Since its inception in the 1980s, the Collaborative Law movement has spread rapidly to most of the United States, Europe, Canada and Australia. Over 22,000 lawyers worldwide have been trained in Collaborative Law and England and Wales has seen more than 1,250 lawyers trained since the 2003 launch, encouraged by both the judiciary and Resolution – the speciailst family lawyers’ organisation (previously known as the SFLA – Solicitors Family Law Association).
Supreme Court Justice Lord Kerr of Tonaghmore became the first member of the Supreme Court to publicly endorse Collaborative Law in a 2009 address to London family lawyers. Supreme Court Justice Lord Wilson of Culworth also reaffirmed his commitment to Collaborative Law and other Family Dispute Resolution Services in a more recent address on 29 November 2011.
National Collaborative Law organisations have also been established in other jurisdictions including Austria, the Czech Republic, France, Germany, Hong Kong, Kenya, New Zealand, Northern Ireland, the Republic of Ireland, Scotland, Switzerland and Uganda.
Resolution has assumed responsibility for the training and accreditation of all collaborative professionals in England and Wales. A growing number of English family lawyers join a local practice group called a ‘pod’ upon completion of their Collaborative Law training. This group will meet together with collaboratively trained members of other professions on a monthly basis to discuss practice issues. This collaboration will enable these professionals to improve effectiveness when working together on cases.
Our collaborative lawyers are all active members of the Salisbury Collaborative law pod.
Collaborative law enables couples who have decided to separate or end their marriage to work with their lawyers and other professionals in order to obtain a settlement which best meets the specific needs of both parties and their children outside of Court and without contested litigation.
Collaborative law is a voluntary process initiated when a couple signs a ‘Participation Agreement’, a contract legally binding them to the process and disqualifying their respective lawyers’ right to represent either in any future family-related litigation.
The parties and their collaborative lawyers agree that:

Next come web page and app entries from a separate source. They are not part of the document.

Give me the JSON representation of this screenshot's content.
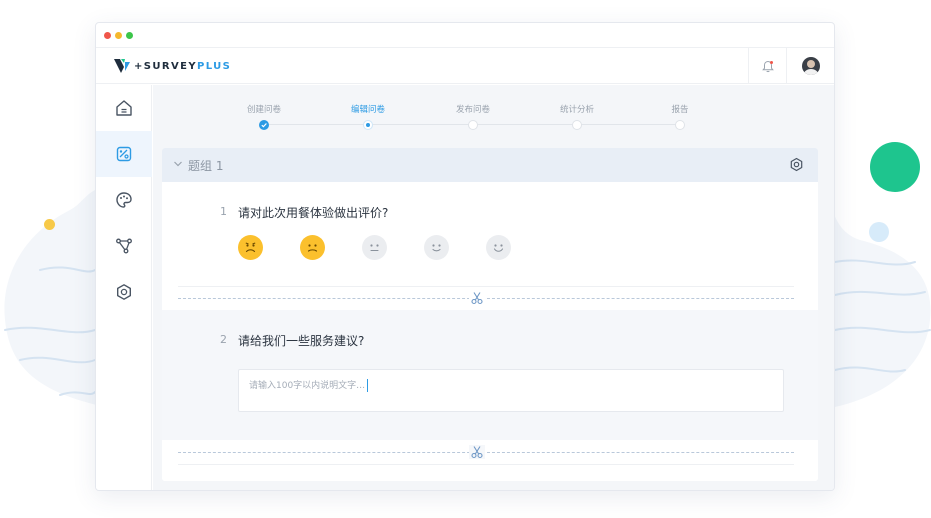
{
  "app": {
    "brand_prefix": "+",
    "brand_name": "SURVEY",
    "brand_suffix": "PLUS"
  },
  "colors": {
    "accent": "#2d9be4",
    "brand_green": "#1ec58e",
    "rating_active": "#fbc02d",
    "rating_inactive": "#ebedf0"
  },
  "header": {
    "icons": [
      "bell-icon",
      "avatar"
    ]
  },
  "sidebar": {
    "items": [
      {
        "icon": "home-icon",
        "active": false
      },
      {
        "icon": "edit-survey-icon",
        "active": true
      },
      {
        "icon": "palette-icon",
        "active": false
      },
      {
        "icon": "flow-icon",
        "active": false
      },
      {
        "icon": "hexagon-settings-icon",
        "active": false
      }
    ]
  },
  "steps": [
    {
      "label": "创建问卷",
      "state": "done"
    },
    {
      "label": "编辑问卷",
      "state": "current"
    },
    {
      "label": "发布问卷",
      "state": "pending"
    },
    {
      "label": "统计分析",
      "state": "pending"
    },
    {
      "label": "报告",
      "state": "pending"
    }
  ],
  "group": {
    "title": "题组 1"
  },
  "questions": [
    {
      "number": "1",
      "text": "请对此次用餐体验做出评价?",
      "rating": {
        "max": 5,
        "value": 2
      }
    },
    {
      "number": "2",
      "text": "请给我们一些服务建议?",
      "placeholder": "请输入100字以内说明文字…"
    }
  ]
}
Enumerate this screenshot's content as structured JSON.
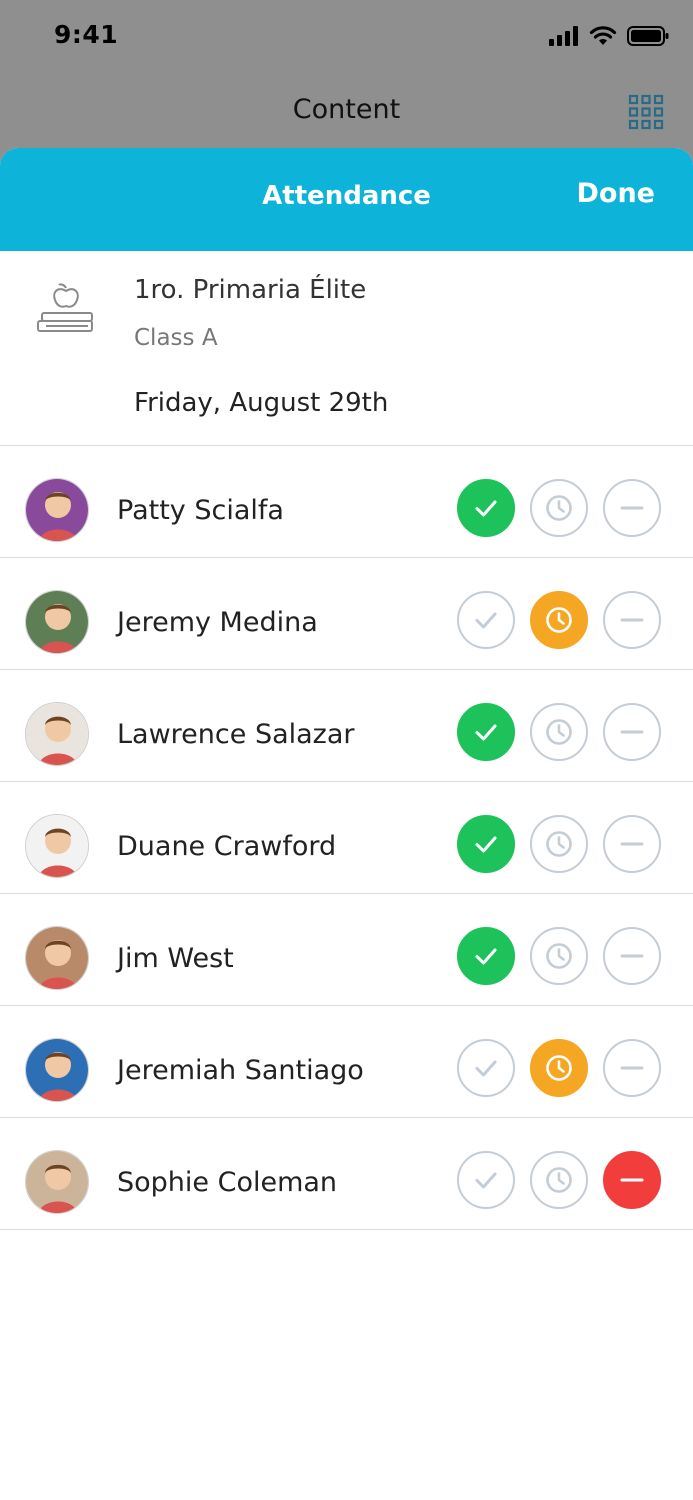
{
  "status_bar": {
    "time": "9:41"
  },
  "background_app": {
    "title": "Content"
  },
  "sheet": {
    "title": "Attendance",
    "done_label": "Done"
  },
  "class_info": {
    "name": "1ro. Primaria Élite",
    "section": "Class A",
    "date": "Friday, August 29th"
  },
  "colors": {
    "header": "#0db3d9",
    "present": "#1dc35a",
    "late": "#f5a623",
    "absent": "#f23d3d",
    "inactive_outline": "#c4ccd6"
  },
  "students": [
    {
      "name": "Patty Scialfa",
      "status": "present",
      "avatar_color": "#8a4a9c"
    },
    {
      "name": "Jeremy Medina",
      "status": "late",
      "avatar_color": "#5e7f56"
    },
    {
      "name": "Lawrence Salazar",
      "status": "present",
      "avatar_color": "#e9e4de"
    },
    {
      "name": "Duane Crawford",
      "status": "present",
      "avatar_color": "#f2f2f2"
    },
    {
      "name": "Jim West",
      "status": "present",
      "avatar_color": "#b98a6a"
    },
    {
      "name": "Jeremiah Santiago",
      "status": "late",
      "avatar_color": "#2d6fb4"
    },
    {
      "name": "Sophie Coleman",
      "status": "absent",
      "avatar_color": "#cbb49a"
    }
  ]
}
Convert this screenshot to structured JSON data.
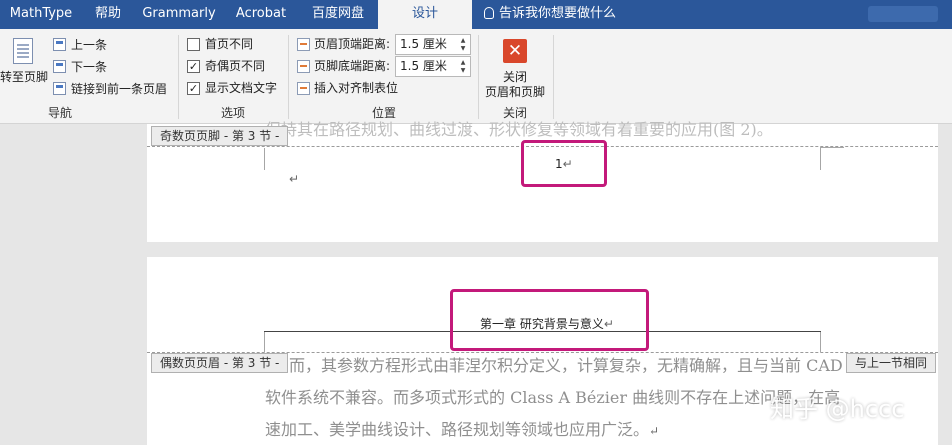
{
  "tabs": [
    {
      "label": "MathType"
    },
    {
      "label": "帮助"
    },
    {
      "label": "Grammarly"
    },
    {
      "label": "Acrobat"
    },
    {
      "label": "百度网盘"
    },
    {
      "label": "设计",
      "active": true
    }
  ],
  "tellme": {
    "label": "告诉我你想要做什么"
  },
  "ribbon": {
    "navigation": {
      "goto_footer": "转至页脚",
      "previous": "上一条",
      "next": "下一条",
      "link_previous": "链接到前一条页眉",
      "group_label": "导航"
    },
    "options": {
      "different_first_page": {
        "label": "首页不同",
        "checked": false
      },
      "different_odd_even": {
        "label": "奇偶页不同",
        "checked": true
      },
      "show_document_text": {
        "label": "显示文档文字",
        "checked": true
      },
      "group_label": "选项"
    },
    "position": {
      "header_from_top_label": "页眉顶端距离:",
      "header_from_top_value": "1.5 厘米",
      "footer_from_bottom_label": "页脚底端距离:",
      "footer_from_bottom_value": "1.5 厘米",
      "insert_alignment_tab": "插入对齐制表位",
      "group_label": "位置"
    },
    "close": {
      "button_line1": "关闭",
      "button_line2": "页眉和页脚",
      "group_label": "关闭"
    }
  },
  "document": {
    "page1": {
      "top_text": "保持其在路径规划、曲线过渡、形状修复等领域有着重要的应用(图 2)。",
      "footer_tag": "奇数页页脚 - 第 3 节 -",
      "page_number": "1",
      "paragraph_mark": "↵"
    },
    "page2": {
      "header_title": "第一章  研究背景与意义",
      "header_tag": "偶数页页眉 - 第 3 节 -",
      "same_as_previous": "与上一节相同",
      "body_line1": "而，其参数方程形式由菲涅尔积分定义，计算复杂，无精确解，且与当前 CAD",
      "body_line2": "软件系统不兼容。而多项式形式的 Class A Bézier 曲线则不存在上述问题，在高",
      "body_line3": "速加工、美学曲线设计、路径规划等领域也应用广泛。",
      "paragraph_mark": "↵"
    }
  },
  "watermark": "知乎 @hccc",
  "colors": {
    "tabbar": "#2b579a",
    "ribbon": "#f3f3f3",
    "highlight": "#c3197a",
    "close_button": "#d9472b"
  }
}
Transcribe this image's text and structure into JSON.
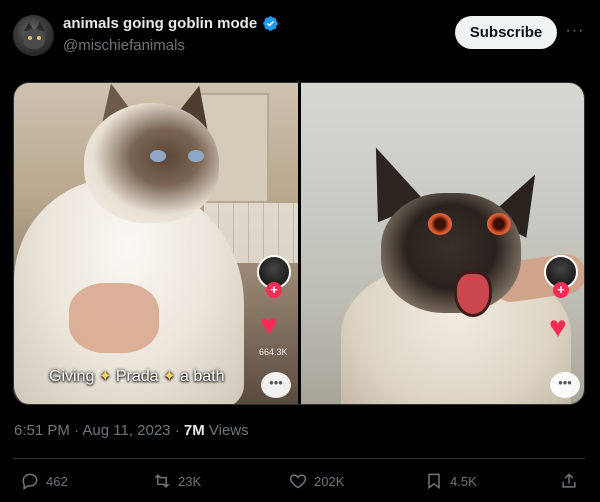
{
  "account": {
    "display_name": "animals going goblin mode",
    "handle": "@mischiefanimals",
    "verified": true,
    "verified_color": "#1d9bf0"
  },
  "buttons": {
    "subscribe": "Subscribe",
    "more": "···"
  },
  "media": {
    "left": {
      "caption_word_1": "Giving",
      "caption_word_2": "Prada",
      "caption_word_3": "a bath",
      "like_count": "664.3K"
    },
    "right": {}
  },
  "tweet_meta": {
    "time": "6:51 PM",
    "separator": "·",
    "date": "Aug 11, 2023",
    "views_count": "7M",
    "views_label": "Views"
  },
  "actions": {
    "replies": "462",
    "reposts": "23K",
    "likes": "202K",
    "bookmarks": "4.5K"
  },
  "icons": {
    "reply": "reply-icon",
    "repost": "repost-icon",
    "like": "heart-icon",
    "bookmark": "bookmark-icon",
    "share": "share-icon"
  },
  "colors": {
    "background": "#000000",
    "text_primary": "#e7e9ea",
    "text_secondary": "#71767b",
    "tiktok_red": "#fe2c55"
  }
}
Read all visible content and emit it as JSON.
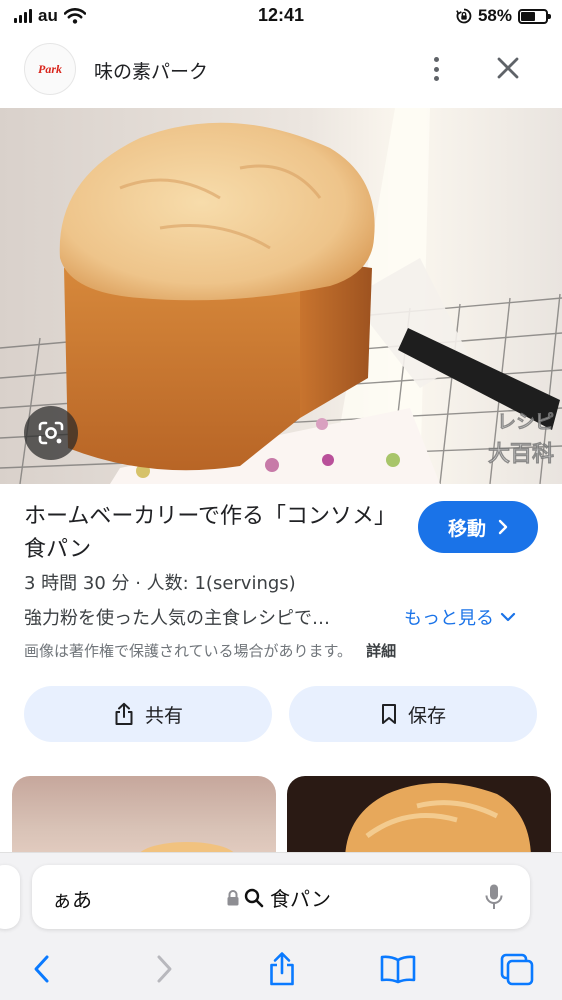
{
  "status_bar": {
    "carrier": "au",
    "time": "12:41",
    "battery": "58%",
    "battery_level": 0.58
  },
  "source": {
    "logo_text": "Park",
    "name": "味の素パーク"
  },
  "hero": {
    "watermark": "レシピ大百科"
  },
  "result": {
    "title": "ホームベーカリーで作る「コンソメ」食パン",
    "goto_label": "移動",
    "meta": "3 時間 30 分 · 人数: 1(servings)",
    "description": "強力粉を使った人気の主食レシピで…",
    "more_label": "もっと見る",
    "copyright": "画像は著作権で保護されている場合があります。",
    "details_label": "詳細"
  },
  "actions": {
    "share_label": "共有",
    "save_label": "保存"
  },
  "safari": {
    "aa_label": "ぁあ",
    "url": "食パン"
  },
  "colors": {
    "accent": "#1a73e8",
    "action_bg": "#e8f0fe",
    "safari_blue": "#0a7aff"
  }
}
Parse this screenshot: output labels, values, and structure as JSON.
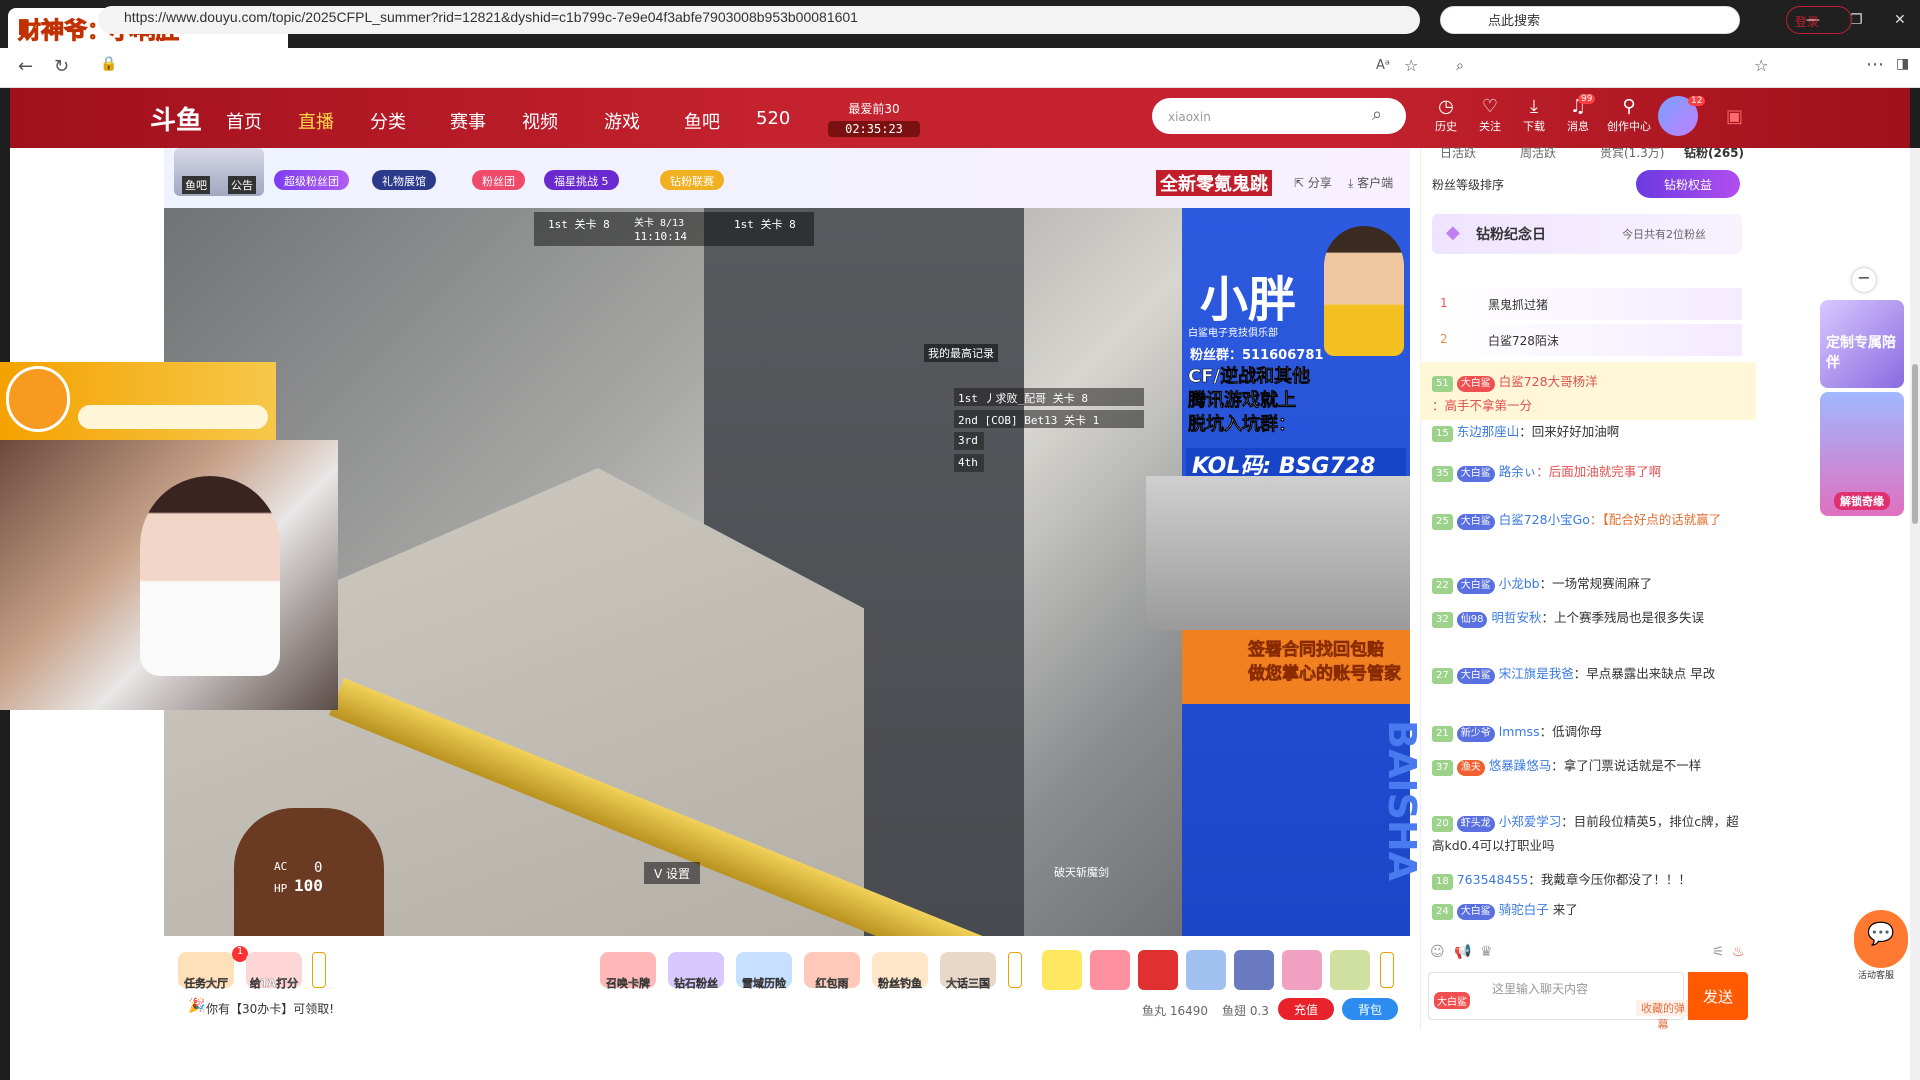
{
  "browser": {
    "tab_title": "财神爷：小啊胜",
    "url": "https://www.douyu.com/topic/2025CFPL_summer?rid=12821&dyshid=c1b799c-7e9e04f3abfe7903008b953b00081601",
    "search_placeholder": "点此搜索",
    "login_label": "登录"
  },
  "header": {
    "logo": "斗鱼",
    "nav": [
      "首页",
      "直播",
      "分类",
      "赛事",
      "视频",
      "游戏",
      "鱼吧",
      "520"
    ],
    "active_nav": "直播",
    "countdown_label": "最爱前30",
    "countdown_time": "02:35:23",
    "search_placeholder": "xiaoxin",
    "icons": [
      {
        "label": "历史",
        "icon": "history-icon"
      },
      {
        "label": "关注",
        "icon": "heart-icon"
      },
      {
        "label": "下载",
        "icon": "download-icon"
      },
      {
        "label": "消息",
        "icon": "bell-icon",
        "badge": "99"
      },
      {
        "label": "创作中心",
        "icon": "pin-icon"
      }
    ],
    "avatar_badge": "12"
  },
  "room": {
    "tags": [
      "超级粉丝团",
      "礼物展馆",
      "粉丝团",
      "福星挑战 5",
      "钻粉联赛"
    ],
    "fish_bar": "鱼吧",
    "announcement": "公告",
    "promo_title": "全新零氪鬼跳",
    "share": "分享",
    "client": "客户端"
  },
  "video": {
    "score_left": "1st 关卡 8",
    "score_mid_top": "关卡 8/13",
    "score_mid": "11:10:14",
    "score_right": "1st 关卡 8",
    "record_label": "我的最高记录",
    "ranks": [
      {
        "pos": "1st",
        "name": "丿求败_配哥",
        "stage": "关卡 8"
      },
      {
        "pos": "2nd",
        "name": "[COB] Bet13",
        "stage": "关卡 1"
      },
      {
        "pos": "3rd",
        "name": "",
        "stage": ""
      },
      {
        "pos": "4th",
        "name": "",
        "stage": ""
      }
    ],
    "hp_label": "HP",
    "hp_value": "100",
    "ac_label": "AC",
    "ac_value": "0",
    "weapon": "破天斩魔剑",
    "settings_label": "V 设置"
  },
  "overlay": {
    "name": "小胖",
    "club": "白鲨电子竞技俱乐部",
    "fans_group": "粉丝群：511606781",
    "line1": "CF/逆战和其他",
    "line2": "腾讯游戏就上",
    "line3": "脱坑入坑群：",
    "kol": "KOL码: BSG728",
    "promo": "签署合同找回包赔\n做您掌心的账号管家",
    "side": "BAISHA"
  },
  "toolbar": {
    "items": [
      "任务大厅",
      "给TA打分",
      "召唤卡牌",
      "钻石粉丝",
      "雪域历险",
      "红包雨",
      "粉丝钓鱼",
      "大话三国"
    ],
    "notice": "你有【30办卡】可领取!",
    "yuwan": "鱼丸 16490",
    "yuchi": "鱼翅 0.3",
    "recharge": "充值",
    "bag": "背包"
  },
  "panel": {
    "tabs": [
      "日活跃",
      "周活跃",
      "贵宾(1.3万)",
      "钻粉(265)"
    ],
    "sort_label": "粉丝等级排序",
    "vip_button": "钻粉权益",
    "anniv_title": "钻粉纪念日",
    "anniv_right": "今日共有2位粉丝",
    "rank": [
      {
        "no": "1",
        "name": "黑鬼抓过猪"
      },
      {
        "no": "2",
        "name": "白鲨728陌沫"
      }
    ],
    "messages": [
      {
        "lv": "51",
        "badge": "大白鲨",
        "name": "白鲨728大哥杨洋",
        "text": "：高手不拿第一分",
        "hl": true
      },
      {
        "lv": "15",
        "badge": "",
        "name": "东边那座山",
        "text": "：回来好好加油啊"
      },
      {
        "lv": "35",
        "badge": "大白鲨",
        "name": "路余ぃ",
        "text": "：后面加油就完事了啊"
      },
      {
        "lv": "25",
        "badge": "大白鲨",
        "name": "白鲨728小宝Go",
        "text": "：【配合好点的话就赢了"
      },
      {
        "lv": "22",
        "badge": "大白鲨",
        "name": "小龙bb",
        "text": "：一场常规赛闹麻了"
      },
      {
        "lv": "32",
        "badge": "仙98",
        "name": "明哲安秋",
        "text": "：上个赛季残局也是很多失误"
      },
      {
        "lv": "27",
        "badge": "大白鲨",
        "name": "宋江旗是我爸",
        "text": "：早点暴露出来缺点 早改"
      },
      {
        "lv": "21",
        "badge": "新少爷",
        "name": "lmmss",
        "text": "：低调你母"
      },
      {
        "lv": "37",
        "badge": "渔夫",
        "name": "悠暴躁悠马",
        "text": "：拿了门票说话就是不一样"
      },
      {
        "lv": "20",
        "badge": "虾头龙",
        "name": "小郑爱学习",
        "text": "：目前段位精英5，排位c牌，超高kd0.4可以打职业吗"
      },
      {
        "lv": "18",
        "badge": "",
        "name": "763548455",
        "text": "：我戴章今压你都没了！！！"
      },
      {
        "lv": "24",
        "badge": "大白鲨",
        "name": "骑驼白子",
        "text": " 来了"
      }
    ],
    "input_placeholder": "这里输入聊天内容",
    "danmu": "收藏的弹幕",
    "send": "发送",
    "input_badge": "大白鲨"
  },
  "side": {
    "promo1": "定制专属陪伴",
    "promo2": "解锁奇缘",
    "support": "活动客服"
  }
}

• all concerned will behave courteously and in good faith
• each party will freely disclose all pertinent information and not conceal any facts
• if the settlement process fails, the original lawyers must withdraw and the parties select new lawyers
• neither party will take advantage of mistakes by the other side
• the content matter of the settlement meetings remains confidential
Collaborative law can also be used to facilitate other family issues, such as disputes between parents and the drawing up of pre and post-marital contracts. In the case of the former, many couples prefer to embark on married life by drawing up documents consensually.
Since both lawyers would lose their clients if an agreement was not reached, it is in their interests to encourage them to cooperate and find solutions that honour the concerns of both parties. Other advantages are that it encourages mutual respect, provides for open communication, utilises a problem-solving approach and prepares individuals for their new lives.
We are absolutely committed to the whole concept of both family mediation and collaborative law. For those people who take a balanced view and you’re looking to secure a fair and sensible outcome for all concerned, we think that both mediation and collaborative law are the way forward – and we have no doubt that both approaches are going to increase in popularity as more and more people become aware of them.
That’s why were absolutely delighted that another member of our team has now become fully qualified as a collaborative lawyer. Kate Scammell, who is based in our Andover office [but who is also available to see clients both in Amesbury, Northampton, Milton Keynes and Rugby], is a specialist family and divorce lawyer and what’s more, we’ve got plans for her to qualify shortly as a family mediator as well.